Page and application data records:
● ● ● ● ●

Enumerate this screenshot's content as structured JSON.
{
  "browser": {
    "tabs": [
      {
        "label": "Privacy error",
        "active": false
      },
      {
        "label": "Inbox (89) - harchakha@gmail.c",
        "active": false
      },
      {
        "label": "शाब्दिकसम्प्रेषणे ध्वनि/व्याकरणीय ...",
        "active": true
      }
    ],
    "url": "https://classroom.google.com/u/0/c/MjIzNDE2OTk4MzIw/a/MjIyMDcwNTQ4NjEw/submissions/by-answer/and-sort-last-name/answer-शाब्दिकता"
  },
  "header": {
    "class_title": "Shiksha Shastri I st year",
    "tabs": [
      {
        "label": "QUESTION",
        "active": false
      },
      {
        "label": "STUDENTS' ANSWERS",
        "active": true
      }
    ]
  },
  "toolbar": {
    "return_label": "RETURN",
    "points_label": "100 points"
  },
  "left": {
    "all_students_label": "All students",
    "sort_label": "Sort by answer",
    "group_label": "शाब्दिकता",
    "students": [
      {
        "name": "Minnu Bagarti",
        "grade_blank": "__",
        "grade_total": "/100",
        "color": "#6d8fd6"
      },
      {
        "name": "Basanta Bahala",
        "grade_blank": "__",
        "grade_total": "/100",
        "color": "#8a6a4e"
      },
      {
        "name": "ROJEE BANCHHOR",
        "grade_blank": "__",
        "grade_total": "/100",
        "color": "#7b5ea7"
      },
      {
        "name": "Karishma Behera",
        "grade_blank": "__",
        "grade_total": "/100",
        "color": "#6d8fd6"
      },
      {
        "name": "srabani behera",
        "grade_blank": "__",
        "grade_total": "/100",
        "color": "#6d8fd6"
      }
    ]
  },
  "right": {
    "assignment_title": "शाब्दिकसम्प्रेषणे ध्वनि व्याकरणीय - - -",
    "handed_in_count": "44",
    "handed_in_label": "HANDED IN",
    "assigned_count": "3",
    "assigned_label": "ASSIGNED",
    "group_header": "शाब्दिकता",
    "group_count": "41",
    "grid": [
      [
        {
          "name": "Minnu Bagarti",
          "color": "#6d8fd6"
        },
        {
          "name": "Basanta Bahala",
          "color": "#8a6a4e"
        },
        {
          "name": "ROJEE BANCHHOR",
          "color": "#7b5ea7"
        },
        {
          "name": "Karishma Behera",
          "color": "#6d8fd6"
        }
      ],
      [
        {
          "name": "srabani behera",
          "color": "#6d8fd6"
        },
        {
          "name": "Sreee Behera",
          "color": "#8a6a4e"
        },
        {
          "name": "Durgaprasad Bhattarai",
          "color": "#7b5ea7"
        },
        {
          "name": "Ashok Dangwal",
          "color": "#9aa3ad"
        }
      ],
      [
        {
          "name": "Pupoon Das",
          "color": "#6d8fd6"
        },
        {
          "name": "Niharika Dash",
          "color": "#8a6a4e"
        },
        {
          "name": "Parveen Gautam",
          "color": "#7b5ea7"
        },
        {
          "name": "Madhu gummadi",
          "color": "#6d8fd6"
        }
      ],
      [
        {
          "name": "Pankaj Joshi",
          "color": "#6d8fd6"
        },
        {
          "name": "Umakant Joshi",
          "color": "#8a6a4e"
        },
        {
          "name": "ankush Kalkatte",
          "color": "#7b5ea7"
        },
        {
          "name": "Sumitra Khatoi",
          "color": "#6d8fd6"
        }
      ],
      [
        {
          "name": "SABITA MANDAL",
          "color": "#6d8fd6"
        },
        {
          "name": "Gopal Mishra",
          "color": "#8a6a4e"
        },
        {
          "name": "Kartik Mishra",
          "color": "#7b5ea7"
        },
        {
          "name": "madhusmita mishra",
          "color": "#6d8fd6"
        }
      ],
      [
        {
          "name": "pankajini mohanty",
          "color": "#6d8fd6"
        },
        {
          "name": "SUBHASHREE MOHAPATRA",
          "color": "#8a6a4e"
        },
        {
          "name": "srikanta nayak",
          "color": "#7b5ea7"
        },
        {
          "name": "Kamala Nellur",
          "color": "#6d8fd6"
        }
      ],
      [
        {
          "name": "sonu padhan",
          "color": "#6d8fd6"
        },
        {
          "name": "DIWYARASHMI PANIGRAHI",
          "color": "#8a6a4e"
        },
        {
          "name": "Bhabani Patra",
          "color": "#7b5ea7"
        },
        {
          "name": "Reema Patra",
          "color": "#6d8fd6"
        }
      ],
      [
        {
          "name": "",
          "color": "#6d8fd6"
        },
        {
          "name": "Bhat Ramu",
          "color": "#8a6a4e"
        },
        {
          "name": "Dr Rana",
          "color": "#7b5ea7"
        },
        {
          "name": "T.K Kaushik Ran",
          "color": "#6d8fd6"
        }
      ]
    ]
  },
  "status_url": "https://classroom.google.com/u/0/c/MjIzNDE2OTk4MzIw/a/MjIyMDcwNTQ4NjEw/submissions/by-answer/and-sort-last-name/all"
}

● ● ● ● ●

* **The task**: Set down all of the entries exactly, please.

* **Completed task**:
Enumerate this screenshot's content as structured JSON.
{
  "browser": {
    "tabs": [
      {
        "label": "Privacy error",
        "active": false
      },
      {
        "label": "Inbox (89) - harchakha@gmail.c",
        "active": false
      },
      {
        "label": "शाब्दिकसम्प्रेषणे ध्वनि/व्याकरणीय ...",
        "active": true
      }
    ],
    "url": "https://classroom.google.com/u/0/c/MjIzNDE2OTk4MzIw/a/MjIyMDcwNTQ4NjEw/submissions/by-answer/and-sort-last-name/answer-शाब्दिकता"
  },
  "header": {
    "class_title": "Shiksha Shastri I st year",
    "tabs": [
      {
        "label": "QUESTION",
        "active": false
      },
      {
        "label": "STUDENTS' ANSWERS",
        "active": true
      }
    ]
  },
  "toolbar": {
    "return_label": "RETURN",
    "points_label": "100 points"
  },
  "left": {
    "all_students_label": "All students",
    "sort_label": "Sort by answer",
    "group_label": "शाब्दिकता",
    "students": [
      {
        "name": "Minnu Bagarti",
        "grade_blank": "__",
        "grade_total": "/100",
        "color": "#6d8fd6"
      },
      {
        "name": "Basanta Bahala",
        "grade_blank": "__",
        "grade_total": "/100",
        "color": "#8a6a4e"
      },
      {
        "name": "ROJEE BANCHHOR",
        "grade_blank": "__",
        "grade_total": "/100",
        "color": "#7b5ea7"
      },
      {
        "name": "Karishma Behera",
        "grade_blank": "__",
        "grade_total": "/100",
        "color": "#6d8fd6"
      },
      {
        "name": "srabani behera",
        "grade_blank": "__",
        "grade_total": "/100",
        "color": "#6d8fd6"
      }
    ]
  },
  "right": {
    "assignment_title": "शाब्दिकसम्प्रेषणे ध्वनि व्याकरणीय - - -",
    "handed_in_count": "44",
    "handed_in_label": "HANDED IN",
    "assigned_count": "3",
    "assigned_label": "ASSIGNED",
    "group_header": "शाब्दिकता",
    "group_count": "41",
    "grid": [
      [
        {
          "name": "Minnu Bagarti",
          "color": "#6d8fd6"
        },
        {
          "name": "Basanta Bahala",
          "color": "#8a6a4e"
        },
        {
          "name": "ROJEE BANCHHOR",
          "color": "#7b5ea7"
        },
        {
          "name": "Karishma Behera",
          "color": "#6d8fd6"
        }
      ],
      [
        {
          "name": "srabani behera",
          "color": "#6d8fd6"
        },
        {
          "name": "Sreee Behera",
          "color": "#8a6a4e"
        },
        {
          "name": "Durgaprasad Bhattarai",
          "color": "#7b5ea7"
        },
        {
          "name": "Ashok Dangwal",
          "color": "#9aa3ad"
        }
      ],
      [
        {
          "name": "Pupoon Das",
          "color": "#6d8fd6"
        },
        {
          "name": "Niharika Dash",
          "color": "#8a6a4e"
        },
        {
          "name": "Parveen Gautam",
          "color": "#7b5ea7"
        },
        {
          "name": "Madhu gummadi",
          "color": "#6d8fd6"
        }
      ],
      [
        {
          "name": "Pankaj Joshi",
          "color": "#6d8fd6"
        },
        {
          "name": "Umakant Joshi",
          "color": "#8a6a4e"
        },
        {
          "name": "ankush Kalkatte",
          "color": "#7b5ea7"
        },
        {
          "name": "Sumitra Khatoi",
          "color": "#6d8fd6"
        }
      ],
      [
        {
          "name": "SABITA MANDAL",
          "color": "#6d8fd6"
        },
        {
          "name": "Gopal Mishra",
          "color": "#8a6a4e"
        },
        {
          "name": "Kartik Mishra",
          "color": "#7b5ea7"
        },
        {
          "name": "madhusmita mishra",
          "color": "#6d8fd6"
        }
      ],
      [
        {
          "name": "pankajini mohanty",
          "color": "#6d8fd6"
        },
        {
          "name": "SUBHASHREE MOHAPATRA",
          "color": "#8a6a4e"
        },
        {
          "name": "srikanta nayak",
          "color": "#7b5ea7"
        },
        {
          "name": "Kamala Nellur",
          "color": "#6d8fd6"
        }
      ],
      [
        {
          "name": "sonu padhan",
          "color": "#6d8fd6"
        },
        {
          "name": "DIWYARASHMI PANIGRAHI",
          "color": "#8a6a4e"
        },
        {
          "name": "Bhabani Patra",
          "color": "#7b5ea7"
        },
        {
          "name": "Reema Patra",
          "color": "#6d8fd6"
        }
      ],
      [
        {
          "name": "",
          "color": "#6d8fd6"
        },
        {
          "name": "Bhat Ramu",
          "color": "#8a6a4e"
        },
        {
          "name": "Dr Rana",
          "color": "#7b5ea7"
        },
        {
          "name": "T.K Kaushik Ran",
          "color": "#6d8fd6"
        }
      ]
    ]
  },
  "status_url": "https://classroom.google.com/u/0/c/MjIzNDE2OTk4MzIw/a/MjIyMDcwNTQ4NjEw/submissions/by-answer/and-sort-last-name/all"
}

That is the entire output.